The result should be every line of the listing that holds the word "this".
____
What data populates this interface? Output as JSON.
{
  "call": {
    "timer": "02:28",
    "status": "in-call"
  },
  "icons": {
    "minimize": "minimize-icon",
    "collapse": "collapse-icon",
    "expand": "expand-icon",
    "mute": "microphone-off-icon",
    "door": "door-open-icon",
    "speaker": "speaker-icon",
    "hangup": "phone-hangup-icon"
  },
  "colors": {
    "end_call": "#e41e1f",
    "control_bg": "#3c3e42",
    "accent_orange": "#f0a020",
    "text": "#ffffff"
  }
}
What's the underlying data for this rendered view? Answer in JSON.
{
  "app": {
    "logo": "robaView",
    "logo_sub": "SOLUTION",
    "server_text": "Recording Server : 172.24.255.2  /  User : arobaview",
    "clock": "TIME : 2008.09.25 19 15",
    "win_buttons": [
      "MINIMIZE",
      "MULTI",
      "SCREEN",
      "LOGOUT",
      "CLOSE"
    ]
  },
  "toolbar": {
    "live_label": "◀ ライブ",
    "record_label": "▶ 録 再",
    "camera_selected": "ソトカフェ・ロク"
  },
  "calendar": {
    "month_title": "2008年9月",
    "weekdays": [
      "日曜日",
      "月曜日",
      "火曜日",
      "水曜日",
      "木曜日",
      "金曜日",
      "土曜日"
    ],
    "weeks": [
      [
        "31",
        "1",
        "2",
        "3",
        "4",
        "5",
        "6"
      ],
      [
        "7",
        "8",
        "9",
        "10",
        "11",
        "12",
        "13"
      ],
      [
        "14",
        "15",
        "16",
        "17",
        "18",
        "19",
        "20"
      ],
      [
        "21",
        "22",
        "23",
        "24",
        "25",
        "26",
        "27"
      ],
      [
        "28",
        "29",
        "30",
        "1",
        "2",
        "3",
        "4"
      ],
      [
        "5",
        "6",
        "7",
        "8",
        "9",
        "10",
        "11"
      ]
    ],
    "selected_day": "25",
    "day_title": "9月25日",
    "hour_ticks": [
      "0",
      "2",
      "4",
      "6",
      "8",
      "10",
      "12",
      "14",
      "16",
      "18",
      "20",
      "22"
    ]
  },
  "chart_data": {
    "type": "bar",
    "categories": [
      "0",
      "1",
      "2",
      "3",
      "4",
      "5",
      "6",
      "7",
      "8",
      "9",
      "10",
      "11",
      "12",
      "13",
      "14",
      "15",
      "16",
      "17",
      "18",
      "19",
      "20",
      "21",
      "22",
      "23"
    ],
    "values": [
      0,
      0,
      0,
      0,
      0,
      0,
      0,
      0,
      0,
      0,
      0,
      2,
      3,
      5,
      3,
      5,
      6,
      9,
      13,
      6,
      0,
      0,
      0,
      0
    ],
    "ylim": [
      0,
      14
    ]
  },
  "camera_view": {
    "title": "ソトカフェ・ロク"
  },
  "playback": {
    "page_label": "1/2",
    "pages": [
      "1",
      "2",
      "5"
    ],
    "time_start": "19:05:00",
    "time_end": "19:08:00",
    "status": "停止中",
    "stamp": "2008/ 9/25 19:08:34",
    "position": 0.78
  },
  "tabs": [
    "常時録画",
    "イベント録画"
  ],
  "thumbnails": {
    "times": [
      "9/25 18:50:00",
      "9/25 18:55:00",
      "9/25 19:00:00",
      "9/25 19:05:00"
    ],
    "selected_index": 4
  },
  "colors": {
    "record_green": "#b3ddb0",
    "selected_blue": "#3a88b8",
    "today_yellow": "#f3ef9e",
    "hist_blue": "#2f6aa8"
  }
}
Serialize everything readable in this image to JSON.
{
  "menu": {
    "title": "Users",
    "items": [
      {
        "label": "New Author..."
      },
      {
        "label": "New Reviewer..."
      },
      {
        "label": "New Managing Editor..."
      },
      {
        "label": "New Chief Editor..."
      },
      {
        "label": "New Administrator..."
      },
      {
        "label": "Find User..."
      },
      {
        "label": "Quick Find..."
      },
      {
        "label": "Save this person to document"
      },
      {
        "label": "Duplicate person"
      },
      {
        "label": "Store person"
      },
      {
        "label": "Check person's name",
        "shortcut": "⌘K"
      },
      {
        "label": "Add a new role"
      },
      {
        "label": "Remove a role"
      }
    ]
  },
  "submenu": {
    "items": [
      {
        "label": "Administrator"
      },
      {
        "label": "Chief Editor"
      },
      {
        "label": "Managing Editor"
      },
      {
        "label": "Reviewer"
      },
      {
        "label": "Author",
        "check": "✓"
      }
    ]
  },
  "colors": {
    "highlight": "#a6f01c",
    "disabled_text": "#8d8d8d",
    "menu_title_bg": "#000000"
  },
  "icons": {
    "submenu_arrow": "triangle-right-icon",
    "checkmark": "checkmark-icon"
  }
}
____
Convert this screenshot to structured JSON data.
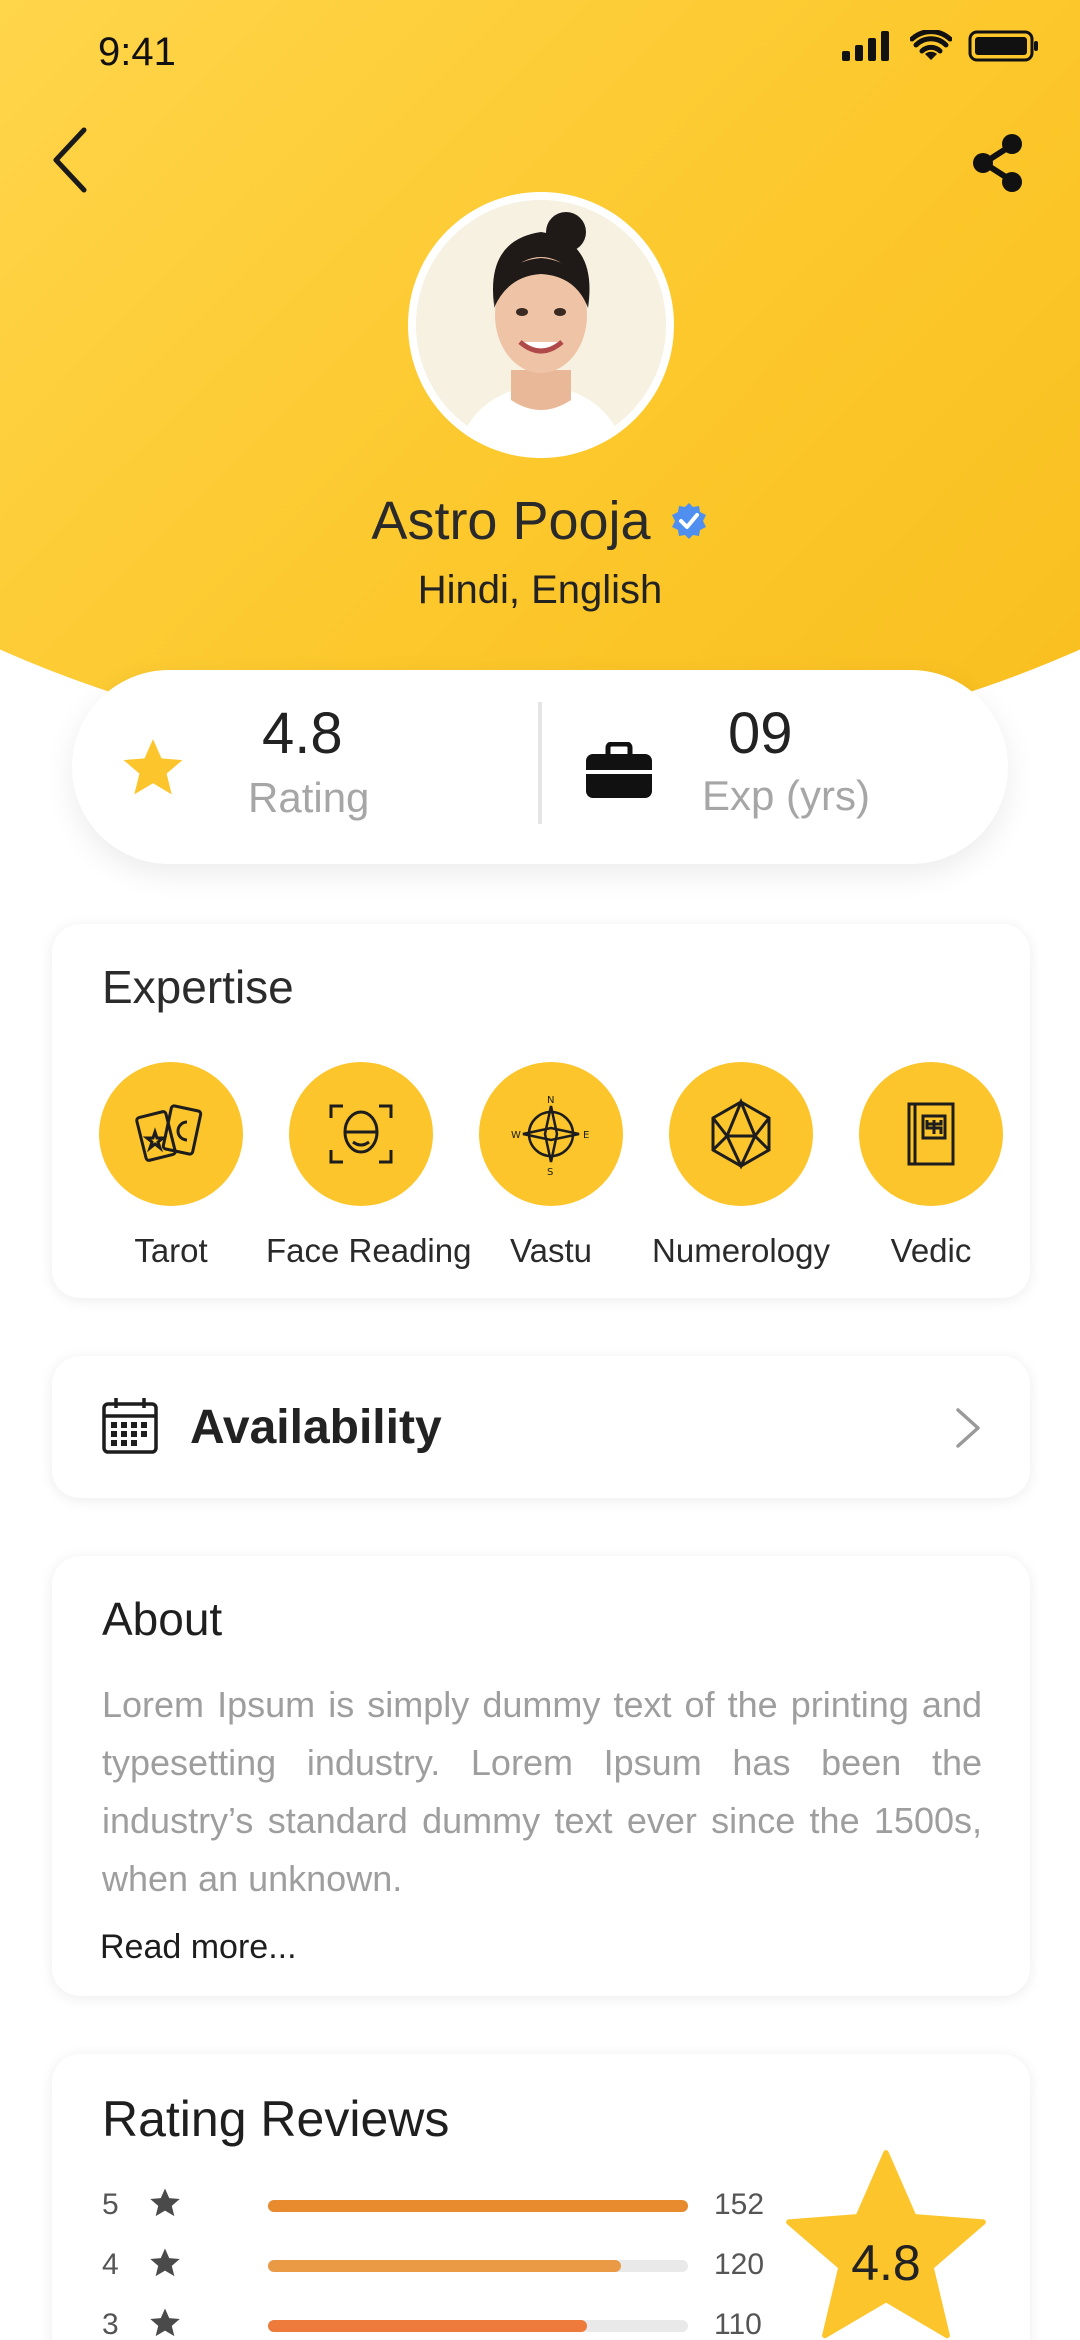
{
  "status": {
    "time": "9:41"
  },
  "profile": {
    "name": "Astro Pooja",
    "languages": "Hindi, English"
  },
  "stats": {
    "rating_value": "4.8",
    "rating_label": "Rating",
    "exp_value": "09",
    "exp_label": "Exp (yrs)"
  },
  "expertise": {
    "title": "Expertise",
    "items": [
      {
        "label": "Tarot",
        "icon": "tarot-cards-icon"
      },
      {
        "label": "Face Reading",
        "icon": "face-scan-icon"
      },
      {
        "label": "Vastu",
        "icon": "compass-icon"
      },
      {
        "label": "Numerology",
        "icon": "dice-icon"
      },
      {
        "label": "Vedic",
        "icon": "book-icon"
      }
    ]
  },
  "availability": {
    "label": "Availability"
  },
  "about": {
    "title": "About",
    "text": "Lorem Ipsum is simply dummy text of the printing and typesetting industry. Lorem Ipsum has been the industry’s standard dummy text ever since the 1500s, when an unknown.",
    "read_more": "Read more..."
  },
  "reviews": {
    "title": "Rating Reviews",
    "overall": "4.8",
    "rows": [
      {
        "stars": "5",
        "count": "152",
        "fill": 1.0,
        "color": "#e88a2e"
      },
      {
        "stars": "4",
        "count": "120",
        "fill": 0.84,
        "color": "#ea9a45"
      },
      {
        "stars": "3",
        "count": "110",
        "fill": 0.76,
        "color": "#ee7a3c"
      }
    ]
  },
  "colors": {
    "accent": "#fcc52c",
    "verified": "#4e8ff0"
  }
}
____
**Worked solution**
What data populates this interface? Output as JSON.
What's the underlying data for this rendered view? Answer in JSON.
Serialize everything readable in this image to JSON.
        "label": "Save this person to document"
Convert this screenshot to structured JSON data.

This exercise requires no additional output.